"Take the time to assess what your growth gap potential is. It’s all too easy to assume that your current business will deliver the growth that your investors, employees, and other stakeholders are expecting. The process is not that complex: Simply look at the growth trends of your existing lines of business and compare them to where you think your strategy needs to be at some point in the future. Usually, there will be a gap.
While it seems astonishing that leaders wouldn’t do this (and boards wouldn’t insist on it), we see it all the time. Sometimes, it is because leaders just won’t take the time away from day-to-day operations. Sometimes, it is because, oddly, it is no one’s job. And sometimes, there are simply too few people with the vantage point to see the trends across the entire enterprise. And unfortunately, executives in some companies are rewarded for essentially gaming their numbers rather than being realistic".
How are we going to get there? And what are the risks?
From a financial point of view, no matter what the chosen way to grow is, the main risks are always the same: profitability and cash flow.
Too many times, there is a temptation to drop prices in order to achieve volume. We overstate the power of loss leaders, and inflate our projections (as in the example above) and very soon we find our gross margin decrease and our EBITDA become unhealthy. We are scarifying profitability in favor of volume and we are forgetting that solvency was part of the equation.
And speaking of solvency, what about that paradox that the more we sell, the less money we have? Listen to your CFO and manage your working capital. Otherwise, that invisible investment will absorb all your resources, and you'll find yourself struggling to get the funds you need to move on. Go lean on inventory, look for quality sales, that are profitable and with clients that respect your credit and collections policy, manage your suppliers and again, don't establish unreasonable goals. If the nature of your business makes it intense in working capital, look for tools to finance it, and take the cost into consideration in your growth evaluation.
Finally, most of the time, though, the main risk is related with culture.
In his book, "The founders’ mentality", Chris Zook defines the paradox of growth. Growth creates complexity and complexity is the silent killer of growth. Chris leads us again to Steve Jobs' premise of simplicity as the way to succeed. And gives us other examples like Facebook (vs. myspace), amazon, the eternal startup, or Michael Dell bringing the company back to private in order to keep it close to its core and loyal to its strategy.
Whether you choose international growth, diversification of your portfolio, looking for a new partner or IPO, establishing strategic alliances or even M&A, be ready to work deeply and seriously in how this affects your culture and your core business. Stick to your mission and values. Embrace diversity and understand it. Understand the dynamics of the market where you decide to be in.
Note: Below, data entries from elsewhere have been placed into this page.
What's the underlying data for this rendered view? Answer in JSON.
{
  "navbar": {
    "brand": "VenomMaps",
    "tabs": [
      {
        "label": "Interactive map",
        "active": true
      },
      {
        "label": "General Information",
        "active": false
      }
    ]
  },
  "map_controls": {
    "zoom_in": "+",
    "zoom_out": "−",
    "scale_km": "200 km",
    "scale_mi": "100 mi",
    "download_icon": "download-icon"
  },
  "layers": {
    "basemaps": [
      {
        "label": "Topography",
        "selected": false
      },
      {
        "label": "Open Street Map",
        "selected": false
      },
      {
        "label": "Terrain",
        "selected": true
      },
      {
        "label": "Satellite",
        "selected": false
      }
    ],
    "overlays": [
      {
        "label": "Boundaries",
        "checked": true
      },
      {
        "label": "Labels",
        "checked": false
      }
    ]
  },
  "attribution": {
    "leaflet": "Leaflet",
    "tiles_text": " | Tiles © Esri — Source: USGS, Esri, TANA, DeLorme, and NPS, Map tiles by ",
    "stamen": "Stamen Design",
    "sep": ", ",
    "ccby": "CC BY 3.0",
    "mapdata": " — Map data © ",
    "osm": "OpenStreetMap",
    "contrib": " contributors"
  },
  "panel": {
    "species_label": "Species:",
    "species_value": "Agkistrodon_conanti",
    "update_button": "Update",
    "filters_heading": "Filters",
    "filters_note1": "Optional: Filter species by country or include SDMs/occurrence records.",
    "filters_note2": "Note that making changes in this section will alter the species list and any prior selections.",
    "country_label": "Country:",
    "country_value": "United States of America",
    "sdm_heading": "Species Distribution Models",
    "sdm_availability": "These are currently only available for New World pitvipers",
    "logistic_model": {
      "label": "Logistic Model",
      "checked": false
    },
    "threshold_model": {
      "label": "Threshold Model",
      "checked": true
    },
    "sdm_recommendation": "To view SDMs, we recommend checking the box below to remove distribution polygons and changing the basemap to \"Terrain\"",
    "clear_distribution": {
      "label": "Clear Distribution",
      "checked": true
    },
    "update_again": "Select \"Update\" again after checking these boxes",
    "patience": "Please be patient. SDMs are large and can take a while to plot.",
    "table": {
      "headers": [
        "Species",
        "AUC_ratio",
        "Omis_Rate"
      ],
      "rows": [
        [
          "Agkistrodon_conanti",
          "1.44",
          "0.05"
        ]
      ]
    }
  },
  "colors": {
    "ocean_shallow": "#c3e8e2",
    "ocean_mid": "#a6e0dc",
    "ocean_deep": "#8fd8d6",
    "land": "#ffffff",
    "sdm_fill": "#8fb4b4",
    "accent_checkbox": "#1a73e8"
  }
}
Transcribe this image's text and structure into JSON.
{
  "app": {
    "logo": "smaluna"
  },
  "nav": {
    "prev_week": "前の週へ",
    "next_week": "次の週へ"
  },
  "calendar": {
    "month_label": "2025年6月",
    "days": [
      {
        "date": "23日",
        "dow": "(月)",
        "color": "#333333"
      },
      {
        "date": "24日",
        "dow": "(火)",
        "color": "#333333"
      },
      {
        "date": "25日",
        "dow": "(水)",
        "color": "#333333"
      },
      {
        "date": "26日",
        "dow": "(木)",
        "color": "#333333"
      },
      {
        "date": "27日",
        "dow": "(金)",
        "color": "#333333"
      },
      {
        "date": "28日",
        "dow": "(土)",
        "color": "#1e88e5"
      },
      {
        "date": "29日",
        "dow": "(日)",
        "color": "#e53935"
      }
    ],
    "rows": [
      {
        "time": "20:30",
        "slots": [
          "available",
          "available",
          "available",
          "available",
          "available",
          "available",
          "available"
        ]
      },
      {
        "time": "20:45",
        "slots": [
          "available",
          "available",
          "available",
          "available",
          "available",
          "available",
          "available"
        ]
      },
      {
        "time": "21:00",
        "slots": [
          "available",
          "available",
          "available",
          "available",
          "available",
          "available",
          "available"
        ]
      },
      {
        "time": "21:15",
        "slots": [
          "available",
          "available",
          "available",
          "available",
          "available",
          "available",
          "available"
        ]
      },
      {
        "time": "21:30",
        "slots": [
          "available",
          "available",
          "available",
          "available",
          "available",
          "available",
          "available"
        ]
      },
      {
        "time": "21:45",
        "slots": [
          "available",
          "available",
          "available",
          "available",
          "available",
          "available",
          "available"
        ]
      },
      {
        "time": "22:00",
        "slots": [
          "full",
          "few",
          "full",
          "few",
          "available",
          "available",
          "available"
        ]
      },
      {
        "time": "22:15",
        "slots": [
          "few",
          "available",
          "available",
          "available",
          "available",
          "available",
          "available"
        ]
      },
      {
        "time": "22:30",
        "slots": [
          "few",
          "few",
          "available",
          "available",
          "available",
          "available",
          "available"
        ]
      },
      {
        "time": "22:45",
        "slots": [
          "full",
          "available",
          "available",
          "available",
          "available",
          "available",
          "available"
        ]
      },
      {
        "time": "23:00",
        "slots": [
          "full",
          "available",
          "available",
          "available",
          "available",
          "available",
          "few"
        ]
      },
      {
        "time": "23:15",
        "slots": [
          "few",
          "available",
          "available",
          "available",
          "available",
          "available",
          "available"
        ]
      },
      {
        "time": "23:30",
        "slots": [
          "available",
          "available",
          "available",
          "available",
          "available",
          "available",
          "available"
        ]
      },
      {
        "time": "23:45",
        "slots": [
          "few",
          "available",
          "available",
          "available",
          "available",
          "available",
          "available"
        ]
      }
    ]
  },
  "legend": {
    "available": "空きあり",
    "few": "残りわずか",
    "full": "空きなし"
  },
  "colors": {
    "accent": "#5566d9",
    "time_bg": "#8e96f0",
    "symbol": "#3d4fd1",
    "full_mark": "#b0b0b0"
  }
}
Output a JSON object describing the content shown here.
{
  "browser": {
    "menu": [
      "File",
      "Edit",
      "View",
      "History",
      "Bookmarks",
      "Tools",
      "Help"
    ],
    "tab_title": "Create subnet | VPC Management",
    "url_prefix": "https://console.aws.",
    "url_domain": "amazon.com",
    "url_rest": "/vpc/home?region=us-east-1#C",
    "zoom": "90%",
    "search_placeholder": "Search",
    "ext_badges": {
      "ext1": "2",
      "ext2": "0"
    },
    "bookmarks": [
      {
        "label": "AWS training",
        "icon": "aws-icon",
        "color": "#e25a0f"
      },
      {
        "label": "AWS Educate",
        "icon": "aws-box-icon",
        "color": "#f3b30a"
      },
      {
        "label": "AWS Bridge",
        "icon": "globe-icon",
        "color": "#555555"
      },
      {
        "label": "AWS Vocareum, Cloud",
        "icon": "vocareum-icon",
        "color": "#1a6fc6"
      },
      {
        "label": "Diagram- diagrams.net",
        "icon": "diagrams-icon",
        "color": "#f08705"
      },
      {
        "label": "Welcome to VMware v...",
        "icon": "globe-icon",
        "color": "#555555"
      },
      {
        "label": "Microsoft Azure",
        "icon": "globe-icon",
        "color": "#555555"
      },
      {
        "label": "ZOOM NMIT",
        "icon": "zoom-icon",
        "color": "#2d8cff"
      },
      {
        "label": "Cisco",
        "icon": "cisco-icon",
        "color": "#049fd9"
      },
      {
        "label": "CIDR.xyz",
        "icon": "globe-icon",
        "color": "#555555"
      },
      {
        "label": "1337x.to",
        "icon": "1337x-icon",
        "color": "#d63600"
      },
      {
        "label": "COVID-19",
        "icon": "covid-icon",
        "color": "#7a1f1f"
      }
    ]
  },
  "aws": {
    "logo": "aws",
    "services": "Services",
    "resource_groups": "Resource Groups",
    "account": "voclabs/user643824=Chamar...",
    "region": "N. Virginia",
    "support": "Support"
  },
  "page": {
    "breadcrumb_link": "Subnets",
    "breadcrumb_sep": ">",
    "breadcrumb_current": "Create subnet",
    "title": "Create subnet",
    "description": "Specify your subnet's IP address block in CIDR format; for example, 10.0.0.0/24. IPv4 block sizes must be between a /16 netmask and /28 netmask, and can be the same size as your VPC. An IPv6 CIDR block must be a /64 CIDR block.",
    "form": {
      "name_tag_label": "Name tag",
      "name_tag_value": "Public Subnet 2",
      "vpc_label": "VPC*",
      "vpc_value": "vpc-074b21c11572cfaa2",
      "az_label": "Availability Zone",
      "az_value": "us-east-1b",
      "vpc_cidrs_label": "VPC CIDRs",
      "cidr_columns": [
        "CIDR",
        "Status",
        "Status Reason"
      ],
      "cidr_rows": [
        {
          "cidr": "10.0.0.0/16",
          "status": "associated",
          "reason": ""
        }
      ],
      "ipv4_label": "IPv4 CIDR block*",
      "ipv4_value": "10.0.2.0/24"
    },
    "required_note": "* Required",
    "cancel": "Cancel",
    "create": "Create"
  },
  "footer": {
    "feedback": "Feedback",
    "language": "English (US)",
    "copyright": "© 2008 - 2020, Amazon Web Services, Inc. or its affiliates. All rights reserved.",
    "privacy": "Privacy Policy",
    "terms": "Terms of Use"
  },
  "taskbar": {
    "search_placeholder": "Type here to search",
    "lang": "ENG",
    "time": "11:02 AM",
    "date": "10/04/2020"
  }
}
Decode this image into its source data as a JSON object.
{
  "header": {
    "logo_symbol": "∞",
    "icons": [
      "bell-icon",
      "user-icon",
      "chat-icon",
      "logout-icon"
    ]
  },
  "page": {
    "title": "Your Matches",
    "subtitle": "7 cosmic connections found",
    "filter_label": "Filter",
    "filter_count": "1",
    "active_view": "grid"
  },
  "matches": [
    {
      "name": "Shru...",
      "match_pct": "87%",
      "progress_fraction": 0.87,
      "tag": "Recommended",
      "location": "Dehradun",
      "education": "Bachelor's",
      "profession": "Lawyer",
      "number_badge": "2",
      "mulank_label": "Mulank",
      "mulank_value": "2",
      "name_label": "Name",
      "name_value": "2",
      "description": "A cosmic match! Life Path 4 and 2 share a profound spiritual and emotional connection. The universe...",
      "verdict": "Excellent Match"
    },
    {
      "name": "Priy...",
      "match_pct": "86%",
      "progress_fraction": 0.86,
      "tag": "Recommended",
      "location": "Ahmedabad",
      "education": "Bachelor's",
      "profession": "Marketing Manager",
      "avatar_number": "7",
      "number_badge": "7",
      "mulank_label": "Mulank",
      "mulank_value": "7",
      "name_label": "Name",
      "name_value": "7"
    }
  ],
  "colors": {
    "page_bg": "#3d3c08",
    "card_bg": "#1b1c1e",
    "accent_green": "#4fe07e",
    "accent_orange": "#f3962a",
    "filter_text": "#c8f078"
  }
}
Be ready for the challenges, keep a clear mind of why you want to do it, and where you want to arrive. Analyze it with a challenging point of view. And then, if it still makes sense, go for it, do it, because at the end of the day, growth is evolution and the process is fascinating.